The large cushion upon which Rinzai monks sit during zazen.
The period in which a postulant at a Zen monastery must sit alone in a small room (called the tangaryo) facing the wall, usually for a period of five days. See also niwazume.
A subtemple located in the precincts of a larger temple.
The roshi’s dharma lecture, usually on a koan, a Zen text, or a sutra.
A meal served to the unsui at the home of a believer. The monks often receive tenjin at the end of the morning takuhatsu rounds.
The monastery kitchen; also the cook.
The container for hot water.
To be ordained as a monk.
Lit., “cloud plate”; a flat, cloud-shaped gong used to signal mealtimes.
Lit., “clouds and water”; a Zen monk in training.
Yako Zen 野狐禪
Lit., “wild fox Zen”; false Zen.
Lit., “medicine stone”; the Zen monastic supper. In Buddhism it was originally forbidden to eat after noon. However, in China, where Zen developed, it was cold in the winter, so the monks would put heated stones against their abdomens to assuage the pangs of hunger. These stones were called "medicine stones." Later a light meal, consisting of the day’s leftovers, came to be served, and this was named after the stones used to ease hunger.
Lit., “night sitting”; private zazen done after kaichin.
The monk that prepares the bath.
The rectangular “sitting cloth,” used during ceremonies at the time of ritual prostrations.
A permitted absence from the monastery longer than three days and two nights. It is often used at present to indicate the termination of a monk’s sodo training.
A Zen meditation hall.
An informal meal.

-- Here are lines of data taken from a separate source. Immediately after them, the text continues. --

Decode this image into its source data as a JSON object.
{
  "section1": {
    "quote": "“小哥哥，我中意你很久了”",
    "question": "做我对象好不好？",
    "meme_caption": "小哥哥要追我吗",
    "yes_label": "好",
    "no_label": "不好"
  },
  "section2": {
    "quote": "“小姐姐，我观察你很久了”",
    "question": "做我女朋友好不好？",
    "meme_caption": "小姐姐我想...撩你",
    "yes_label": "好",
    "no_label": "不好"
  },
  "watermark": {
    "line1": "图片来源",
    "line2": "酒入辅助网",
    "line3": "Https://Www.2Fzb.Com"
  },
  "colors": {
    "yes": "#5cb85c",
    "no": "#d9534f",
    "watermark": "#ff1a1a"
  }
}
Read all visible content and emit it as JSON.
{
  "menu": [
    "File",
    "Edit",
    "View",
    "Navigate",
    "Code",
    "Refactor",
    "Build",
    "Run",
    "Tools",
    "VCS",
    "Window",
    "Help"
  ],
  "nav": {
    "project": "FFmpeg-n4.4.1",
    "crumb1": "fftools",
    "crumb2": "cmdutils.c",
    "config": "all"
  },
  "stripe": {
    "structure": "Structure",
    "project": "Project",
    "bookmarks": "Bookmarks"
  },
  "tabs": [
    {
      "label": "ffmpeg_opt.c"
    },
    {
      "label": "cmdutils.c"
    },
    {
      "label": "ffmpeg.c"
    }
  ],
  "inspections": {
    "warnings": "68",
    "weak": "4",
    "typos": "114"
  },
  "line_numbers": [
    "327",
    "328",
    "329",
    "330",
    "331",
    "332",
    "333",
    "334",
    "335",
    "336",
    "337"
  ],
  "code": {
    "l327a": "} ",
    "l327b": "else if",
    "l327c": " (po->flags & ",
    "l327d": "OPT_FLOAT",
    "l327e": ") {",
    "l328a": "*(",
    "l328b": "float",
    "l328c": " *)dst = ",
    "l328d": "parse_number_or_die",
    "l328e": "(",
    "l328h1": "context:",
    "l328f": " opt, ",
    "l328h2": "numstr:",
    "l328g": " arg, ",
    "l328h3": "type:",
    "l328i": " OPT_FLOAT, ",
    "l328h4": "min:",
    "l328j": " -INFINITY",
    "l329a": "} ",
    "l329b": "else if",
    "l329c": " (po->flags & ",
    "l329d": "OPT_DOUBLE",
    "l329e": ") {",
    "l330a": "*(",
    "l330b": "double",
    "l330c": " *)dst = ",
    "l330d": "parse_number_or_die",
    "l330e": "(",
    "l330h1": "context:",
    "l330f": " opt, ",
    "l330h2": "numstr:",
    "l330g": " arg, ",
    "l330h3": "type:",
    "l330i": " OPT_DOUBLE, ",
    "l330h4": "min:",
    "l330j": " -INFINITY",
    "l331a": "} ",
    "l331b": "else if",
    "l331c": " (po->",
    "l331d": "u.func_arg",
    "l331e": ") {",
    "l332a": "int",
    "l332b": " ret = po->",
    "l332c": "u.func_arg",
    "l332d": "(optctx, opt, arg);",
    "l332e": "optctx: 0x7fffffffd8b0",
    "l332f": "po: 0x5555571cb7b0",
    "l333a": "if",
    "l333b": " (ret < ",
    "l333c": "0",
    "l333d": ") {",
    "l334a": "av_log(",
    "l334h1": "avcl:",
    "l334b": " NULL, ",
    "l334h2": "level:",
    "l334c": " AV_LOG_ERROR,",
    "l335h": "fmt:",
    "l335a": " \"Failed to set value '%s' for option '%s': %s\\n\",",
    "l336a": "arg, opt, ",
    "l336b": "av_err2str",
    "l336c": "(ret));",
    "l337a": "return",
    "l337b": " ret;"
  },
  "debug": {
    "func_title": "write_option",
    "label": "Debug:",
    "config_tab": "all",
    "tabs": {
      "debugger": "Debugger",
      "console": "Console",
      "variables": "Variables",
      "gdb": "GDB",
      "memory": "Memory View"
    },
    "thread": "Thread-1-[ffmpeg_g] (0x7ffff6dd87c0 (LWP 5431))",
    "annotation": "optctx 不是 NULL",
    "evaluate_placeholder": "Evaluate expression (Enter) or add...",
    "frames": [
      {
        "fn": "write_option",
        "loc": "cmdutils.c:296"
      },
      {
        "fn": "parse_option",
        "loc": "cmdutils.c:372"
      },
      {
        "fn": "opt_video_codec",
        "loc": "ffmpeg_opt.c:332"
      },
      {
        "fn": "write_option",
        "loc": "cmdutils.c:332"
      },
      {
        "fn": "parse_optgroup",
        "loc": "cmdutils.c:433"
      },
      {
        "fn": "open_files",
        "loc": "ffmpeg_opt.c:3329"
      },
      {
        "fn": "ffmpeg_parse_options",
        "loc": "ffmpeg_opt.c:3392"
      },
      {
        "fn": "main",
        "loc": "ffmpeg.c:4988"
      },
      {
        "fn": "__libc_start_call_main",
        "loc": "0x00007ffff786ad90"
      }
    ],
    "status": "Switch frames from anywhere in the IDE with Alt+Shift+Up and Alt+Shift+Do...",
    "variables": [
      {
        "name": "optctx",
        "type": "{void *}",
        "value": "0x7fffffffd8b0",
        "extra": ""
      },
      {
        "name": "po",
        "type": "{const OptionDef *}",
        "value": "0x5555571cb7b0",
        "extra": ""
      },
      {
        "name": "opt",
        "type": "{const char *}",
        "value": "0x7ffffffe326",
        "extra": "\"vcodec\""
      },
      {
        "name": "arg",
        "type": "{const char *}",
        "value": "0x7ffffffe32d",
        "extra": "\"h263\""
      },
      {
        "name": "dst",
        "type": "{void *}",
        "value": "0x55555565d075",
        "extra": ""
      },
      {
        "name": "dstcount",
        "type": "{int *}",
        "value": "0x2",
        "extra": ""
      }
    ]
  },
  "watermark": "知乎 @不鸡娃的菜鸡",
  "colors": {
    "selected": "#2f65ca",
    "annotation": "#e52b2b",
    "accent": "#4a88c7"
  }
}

An informal bath.
Informal sitting in the zendo, with no shijo.
A monks bag hung around the neck, used to keep personal effects.